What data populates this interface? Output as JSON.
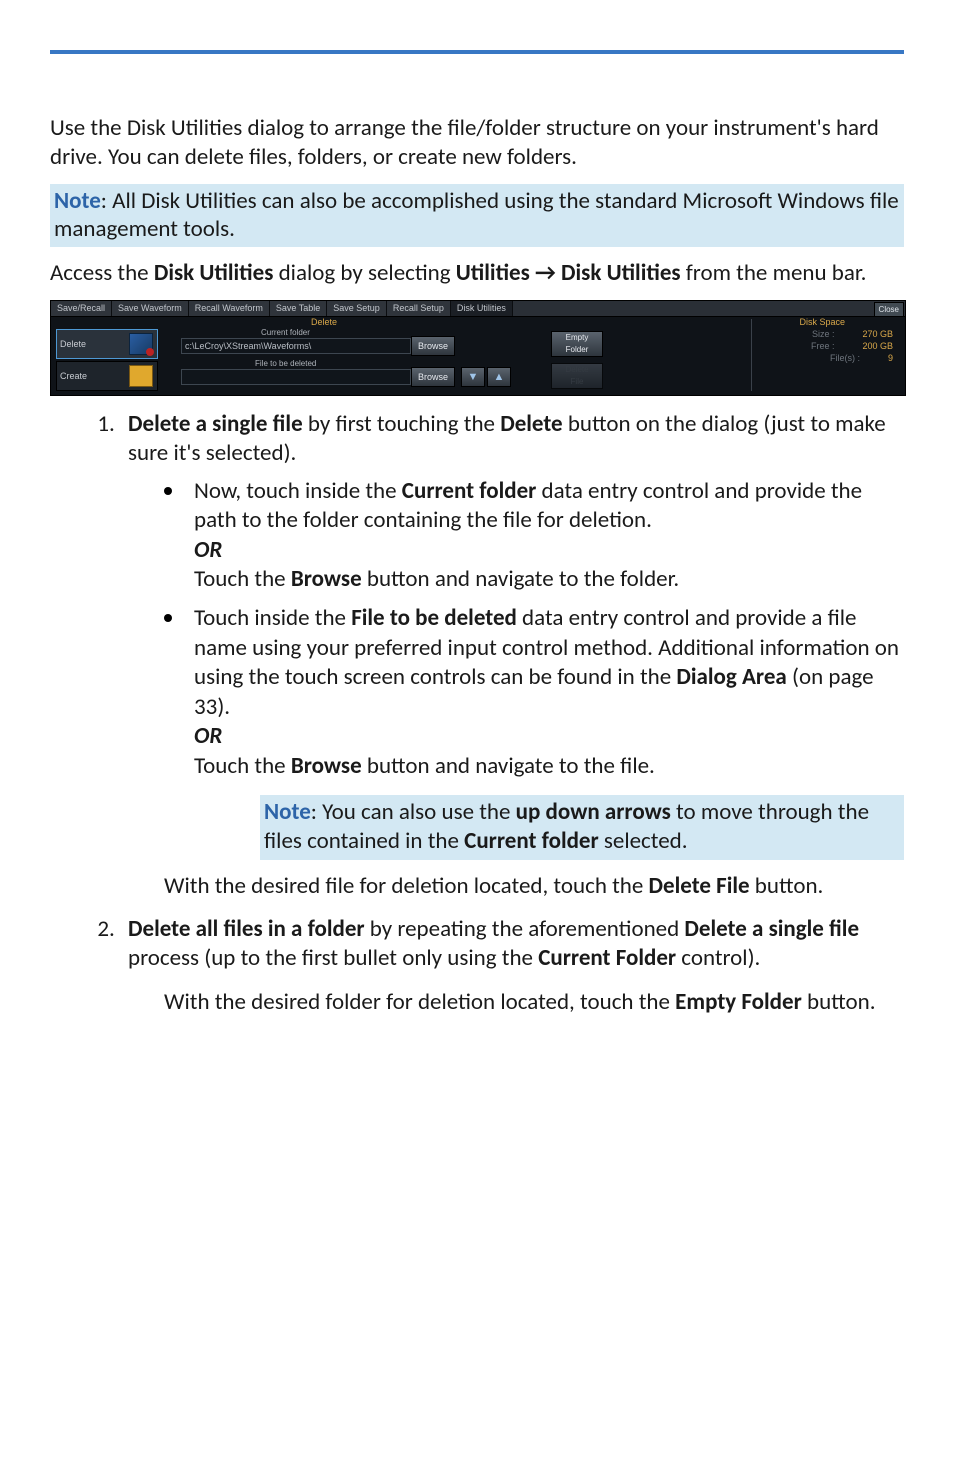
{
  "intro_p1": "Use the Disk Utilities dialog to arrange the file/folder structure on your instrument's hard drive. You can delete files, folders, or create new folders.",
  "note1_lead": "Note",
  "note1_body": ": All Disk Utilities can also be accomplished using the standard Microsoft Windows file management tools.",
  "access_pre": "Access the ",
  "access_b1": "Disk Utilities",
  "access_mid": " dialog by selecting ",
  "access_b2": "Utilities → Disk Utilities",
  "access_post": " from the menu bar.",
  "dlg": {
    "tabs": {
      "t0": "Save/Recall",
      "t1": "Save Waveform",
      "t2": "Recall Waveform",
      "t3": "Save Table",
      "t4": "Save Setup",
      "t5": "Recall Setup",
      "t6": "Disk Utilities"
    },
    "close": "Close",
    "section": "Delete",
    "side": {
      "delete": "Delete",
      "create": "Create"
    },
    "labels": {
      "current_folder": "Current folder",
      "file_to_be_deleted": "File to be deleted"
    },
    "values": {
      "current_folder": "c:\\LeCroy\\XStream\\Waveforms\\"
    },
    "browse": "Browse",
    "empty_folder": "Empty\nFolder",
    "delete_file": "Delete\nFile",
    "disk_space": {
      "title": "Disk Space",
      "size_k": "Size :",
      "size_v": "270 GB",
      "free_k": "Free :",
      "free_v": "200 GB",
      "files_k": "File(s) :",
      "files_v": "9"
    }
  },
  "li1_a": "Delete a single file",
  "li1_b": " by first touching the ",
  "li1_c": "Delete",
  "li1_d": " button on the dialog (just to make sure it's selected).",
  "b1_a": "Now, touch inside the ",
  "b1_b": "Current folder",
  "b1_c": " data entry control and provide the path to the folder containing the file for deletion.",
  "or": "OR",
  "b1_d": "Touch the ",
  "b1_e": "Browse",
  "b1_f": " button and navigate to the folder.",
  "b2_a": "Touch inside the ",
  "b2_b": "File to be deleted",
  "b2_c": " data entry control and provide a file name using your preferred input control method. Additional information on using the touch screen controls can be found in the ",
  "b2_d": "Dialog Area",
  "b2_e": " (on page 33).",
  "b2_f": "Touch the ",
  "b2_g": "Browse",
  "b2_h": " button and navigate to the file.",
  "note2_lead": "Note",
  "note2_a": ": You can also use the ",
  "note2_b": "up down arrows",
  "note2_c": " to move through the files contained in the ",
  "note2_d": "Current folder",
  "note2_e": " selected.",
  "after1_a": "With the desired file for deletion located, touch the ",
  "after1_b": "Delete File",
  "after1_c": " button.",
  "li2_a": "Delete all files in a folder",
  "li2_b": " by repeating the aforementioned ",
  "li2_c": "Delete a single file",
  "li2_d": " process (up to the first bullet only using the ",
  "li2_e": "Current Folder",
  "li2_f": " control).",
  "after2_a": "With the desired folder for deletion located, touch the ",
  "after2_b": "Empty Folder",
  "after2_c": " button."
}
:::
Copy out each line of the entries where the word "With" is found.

  "after1_a": "With the desired file for deletion located, touch the ",
  "after2_a": "With the desired folder for deletion located, touch the ",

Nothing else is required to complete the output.